[edit, 8 Oct: reading onward, there’s another (unindexed) reference to ‘Pérousse’. Elsewhere, the king’s birthday was celebrated on 4 June 1788 and 2 June 1789. More  seriously ‘two rush-cutter women were speared and killed’ v ‘a 19-year old convict, William Okey, was killed while cutting rushes … The body of his companion Samuel Davis was found nearby’. If women were allowed out of the camp at all, it wasn’t in pairs. I won’t add any more that I find.]

geology, geography and geometry

Yesterday, I posted twice. In the first post I mentioned the book Alex through the looking glass by Alex Bellos and in the second I mentioned the delight of finding that two words are actually related, or actually not. This morning, something happened to combine both those ideas. To explain what, I have to flash back several decades.

Possibly in my last year of high school, when some of my classmates were studying geology and others were studying geography, I used the little Greek I had picked up to figure out that geo-logy was the study of earth/land and that geo-graphy was ‘drawing’ it. Possibly because geometry was not a final year high school subject in its own right (it was a sub-subject of mathematics), I didn’t think about it as well. Also, modern-day geometry has very little connection with land.

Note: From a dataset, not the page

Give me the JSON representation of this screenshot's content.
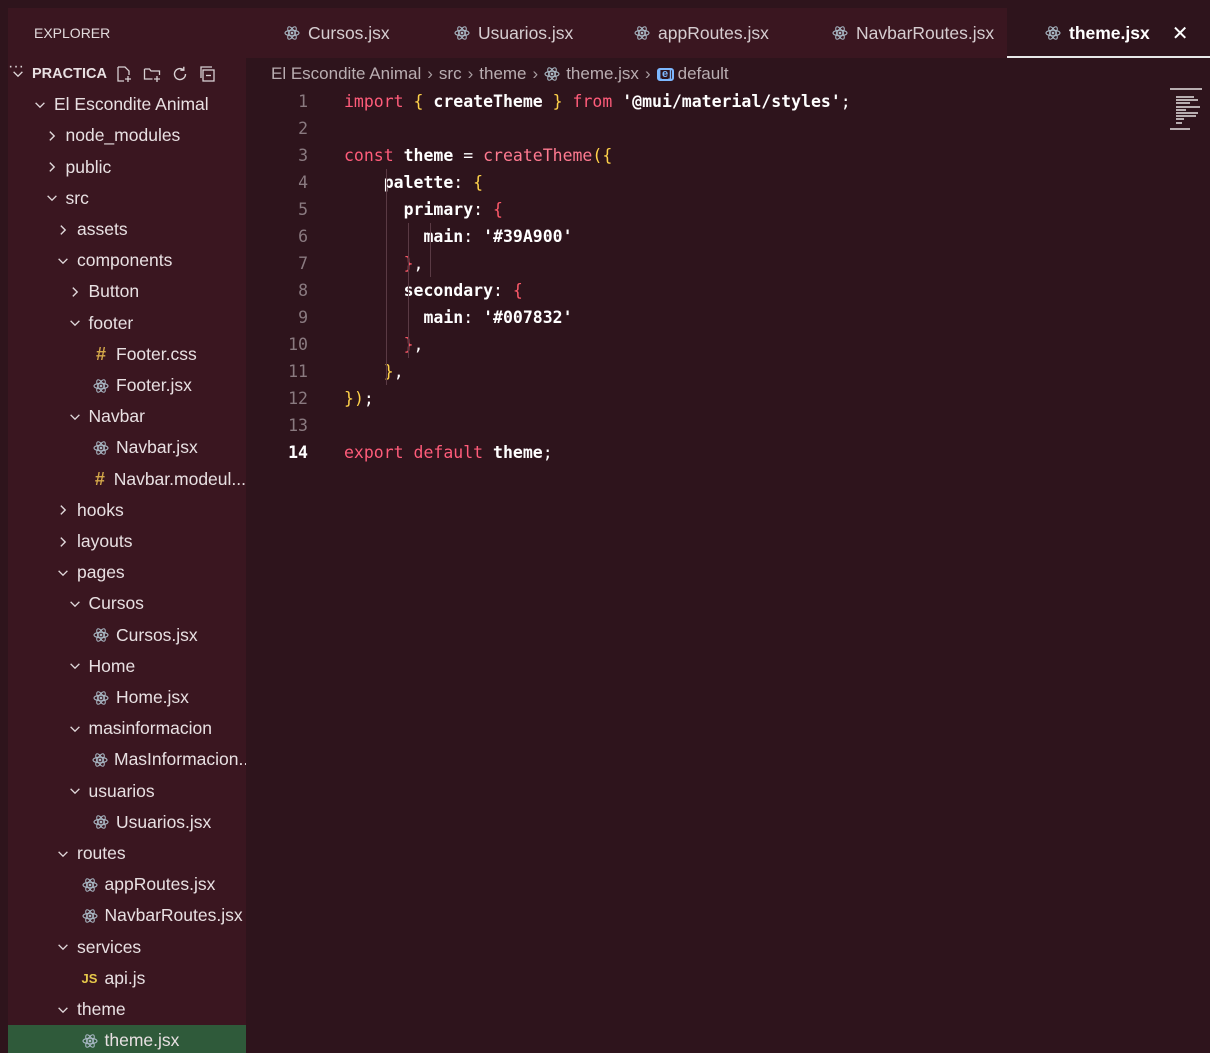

But ancient geometry did. Bellos writes, ‘The historian Herodotus was the first to use the word ‘geometry’, or earth-measure, describing it as a practice devised by Egyptian tax inspectors to calculate areas of land destroyed by the Nile’s annual floods’.

(Compare and contrast astro-nomy, the ‘naming’ of stars, and astro-logy, the ‘study’ of ‘stars’, where the modern disciplines have diverged and refocused.)

Adventures in Numberland

Two days ago I bought Alex through the looking glass by Alex Bellos, an exploration of ‘how life reflects numbers and numbers reflect life’. His previous book was Alex’s adventures in Numberland (which the bookshop didn’t have, otherwise I would have bought it as well; I’m going to inquire at bookshops near home or work, and if they don’t have it, order it online [edit: I bought it at a bookshop in the city on Monday]), so he’s obviously got a thing for Lewis Carroll. (Unlike Alice, these books are entirely non-fiction.)

The first chapter is about numbers, and he starts with an account of a retired taxi driver with Asperger’s, whose hobby is to divide every number he sees into prime numbers. (The fundamental theorem of arithmetic states that every positive integer has a unique prime factorisation). The examples the man provides are 2761 = 11 x 251, 2762 = 2 x 1381, 2763 = 3 x 3 x 307 and 2764 = 2 x 2 x 691. (I don’t know how often one of the prime factors is so big; Wikipedia’s example is 1200 = 2 × 2 × 2 × 2 × 3 × 5 × 5. The bigger and the ‘odder’ the original number, the bigger any one factor might be, but the comparatively rarer prime numbers get.)

Continue reading